"Big John" was a dreamer with a big heart

"Big John" was a dreamer with a big heart
Every Life Has a Story

If you live in Cedar Rapids, you might have seen John Cooper.

Some people knew him as “the pizza guy” or the guy who traveled all over town in his wheelchair, waving as passersby honked hello.

Others just called him “Big John.”

“He was one of those people who could talk to a wall,” says his wife, Mary Cooper.

Mary says she met John while working at Dollar General.

“There was just that spark,” she says. “He moved in with me about three or four weeks after we started seeing each other.”

John was diabetic and on dialysis. Before they were married in 2014, he had to have one leg amputated. Shortly after their marriage, he had to have the other leg amputated as well.

 “The incredible thing about my husband is that he went everywhere in his electric wheelchair,” Mary says. “He went miles every day no matter if it was raining or snowing or blazing hot. He would get in that wheelchair and drive it to his job like a car.”

Papa John’s made John the front counter manager, and he prided himself on training the younger workers.

“Even his kids would say John Cooper was known all over the city,” Mary says. “He was the most kindhearted, giving man you could ever imagine.

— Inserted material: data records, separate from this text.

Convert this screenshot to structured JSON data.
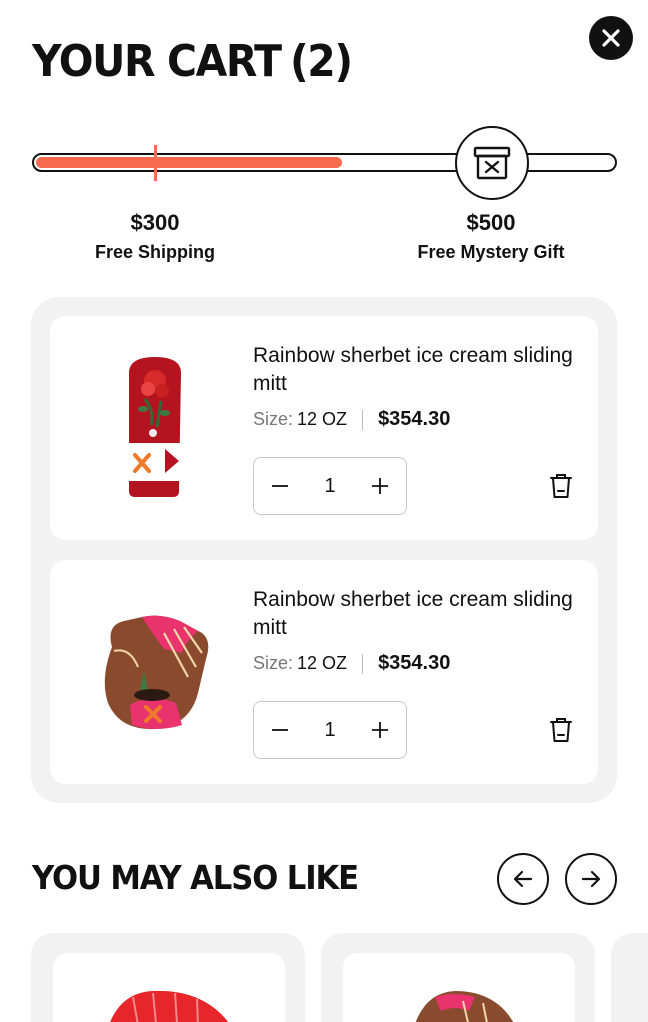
{
  "header": {
    "title": "YOUR CART",
    "count": "(2)"
  },
  "progress": {
    "fill_fraction": 0.53,
    "milestones": [
      {
        "amount": "$300",
        "label": "Free Shipping"
      },
      {
        "amount": "$500",
        "label": "Free Mystery Gift"
      }
    ]
  },
  "cart": {
    "items": [
      {
        "name": "Rainbow sherbet ice cream sliding mitt",
        "size_label": "Size:",
        "size": "12 OZ",
        "price": "$354.30",
        "quantity": "1"
      },
      {
        "name": "Rainbow sherbet ice cream sliding mitt",
        "size_label": "Size:",
        "size": "12 OZ",
        "price": "$354.30",
        "quantity": "1"
      }
    ]
  },
  "recommendations": {
    "title": "YOU MAY ALSO LIKE"
  },
  "colors": {
    "accent": "#f86b4e",
    "text": "#111111",
    "panel": "#f2f2f2"
  },
  "icons": [
    "close-icon",
    "gift-box-icon",
    "minus-icon",
    "plus-icon",
    "trash-icon",
    "arrow-left-icon",
    "arrow-right-icon"
  ]
}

Every child he would consider his and he would take them under his wing.”

Mary says his dream was to open a shelter and get people off the street.

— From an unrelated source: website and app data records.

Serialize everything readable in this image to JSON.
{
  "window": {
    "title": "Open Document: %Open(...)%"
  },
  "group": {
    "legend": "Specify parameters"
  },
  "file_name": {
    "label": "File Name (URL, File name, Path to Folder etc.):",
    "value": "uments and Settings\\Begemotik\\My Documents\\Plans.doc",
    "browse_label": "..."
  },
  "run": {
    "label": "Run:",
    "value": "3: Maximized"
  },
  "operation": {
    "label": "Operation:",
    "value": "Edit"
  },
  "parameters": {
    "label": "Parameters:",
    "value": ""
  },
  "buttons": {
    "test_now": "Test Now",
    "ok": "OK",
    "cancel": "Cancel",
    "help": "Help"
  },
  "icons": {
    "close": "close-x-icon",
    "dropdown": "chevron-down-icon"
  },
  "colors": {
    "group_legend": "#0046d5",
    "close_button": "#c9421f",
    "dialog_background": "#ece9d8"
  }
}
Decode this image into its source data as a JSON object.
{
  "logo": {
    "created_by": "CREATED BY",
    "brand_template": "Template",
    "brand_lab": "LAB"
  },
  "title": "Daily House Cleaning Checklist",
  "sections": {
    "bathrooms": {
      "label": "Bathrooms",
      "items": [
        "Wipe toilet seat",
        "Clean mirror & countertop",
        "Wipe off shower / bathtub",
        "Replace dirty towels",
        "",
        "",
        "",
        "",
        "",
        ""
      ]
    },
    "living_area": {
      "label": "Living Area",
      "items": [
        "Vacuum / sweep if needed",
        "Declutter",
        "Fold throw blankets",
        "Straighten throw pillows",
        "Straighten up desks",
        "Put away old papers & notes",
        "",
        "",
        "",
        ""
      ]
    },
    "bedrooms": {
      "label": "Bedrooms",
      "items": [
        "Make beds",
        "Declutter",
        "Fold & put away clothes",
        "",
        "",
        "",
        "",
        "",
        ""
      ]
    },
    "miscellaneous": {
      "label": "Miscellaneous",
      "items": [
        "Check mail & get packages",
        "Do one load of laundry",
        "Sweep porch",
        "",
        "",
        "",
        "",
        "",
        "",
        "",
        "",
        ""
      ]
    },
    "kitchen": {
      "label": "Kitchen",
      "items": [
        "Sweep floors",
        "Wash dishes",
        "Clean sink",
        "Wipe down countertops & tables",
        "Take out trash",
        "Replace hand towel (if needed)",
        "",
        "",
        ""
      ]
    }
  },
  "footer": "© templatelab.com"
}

“The house had a finished basement, and he would bring people in that didn’t have homes, girls came into our home that needed to get clean,” Mary says.

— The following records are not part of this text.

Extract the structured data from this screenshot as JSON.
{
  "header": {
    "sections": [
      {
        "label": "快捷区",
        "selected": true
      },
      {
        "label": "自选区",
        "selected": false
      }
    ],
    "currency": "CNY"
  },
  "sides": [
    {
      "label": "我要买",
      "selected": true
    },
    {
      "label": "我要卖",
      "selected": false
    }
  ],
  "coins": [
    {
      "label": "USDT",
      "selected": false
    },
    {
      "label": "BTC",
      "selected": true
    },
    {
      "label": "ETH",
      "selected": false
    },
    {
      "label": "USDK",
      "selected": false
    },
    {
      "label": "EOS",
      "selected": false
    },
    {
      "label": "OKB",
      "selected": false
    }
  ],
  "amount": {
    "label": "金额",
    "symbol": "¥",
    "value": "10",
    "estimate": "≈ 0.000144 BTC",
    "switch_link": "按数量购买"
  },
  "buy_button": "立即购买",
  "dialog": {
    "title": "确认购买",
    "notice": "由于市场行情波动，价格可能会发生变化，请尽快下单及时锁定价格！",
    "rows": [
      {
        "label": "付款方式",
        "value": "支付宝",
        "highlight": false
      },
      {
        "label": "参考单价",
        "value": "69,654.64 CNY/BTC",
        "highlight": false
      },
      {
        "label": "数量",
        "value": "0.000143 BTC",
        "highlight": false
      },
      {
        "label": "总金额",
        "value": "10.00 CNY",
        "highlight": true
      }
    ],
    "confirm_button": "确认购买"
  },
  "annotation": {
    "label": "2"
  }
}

But ultimately, John’s health took a turn for the worse, and he died August 20, 2022.

Mary remembered when they had gone to the Department of Motor Vehicles at one point. Even though John couldn’t drive, she still insisted he get an ID card.

“We made an appointment and went out to the DMV, and the lady asked if he wanted to be a donor,” Mary says. “And he just looks and me and says, ‘Why? Nobody would want anything in this body.’ And it just broke my heart. I said, ‘you don’t know that.’ So, he told them to go ahead and mark yes.”

Mary says when John died, he had low self-esteem, but he still always wanted to help people. So, when she was asked about cornea donation, she said yes.

“He really thought nothing in his body was going to help somebody,” Mary says. But ultimately, his gift will help researchers develop treatments and cures for blinding eye disease.

Dr. Mark Greiner, University of Iowa Hospitals and Clinics corneal surgeon and Iowa Lions Eye Bank medical director, says, “One thing that makes Iowa Lions Eye Bank unique amongst all of the eye banks is their commitment to the creation of new knowledge.”

Eye tissue that supports research is a gift that impacts an entire generation of science. Researchers are inspired by the stories of their donors and do their utmost to honor their gift as they strive to find answers to the causes of blinding eye diseases, develop new ways to treat and prevent them, and develop cutting-edge procedures and technologies to improve corneal transplantation and eye banking processes.

Coincidentally, one of the areas Iowa Lions Eye Bank researchers are looking into is diabetes, and why the corneal cells of diabetics have declined mitochondrial function, with the hope that a treatment can be found. Without tissue from people like John, they wouldn’t be able to advance their work.

Knowing John helped others is a comfort to Mary.

“He was just the kindest man with the biggest heart, Mary says. “And such a dreamer.”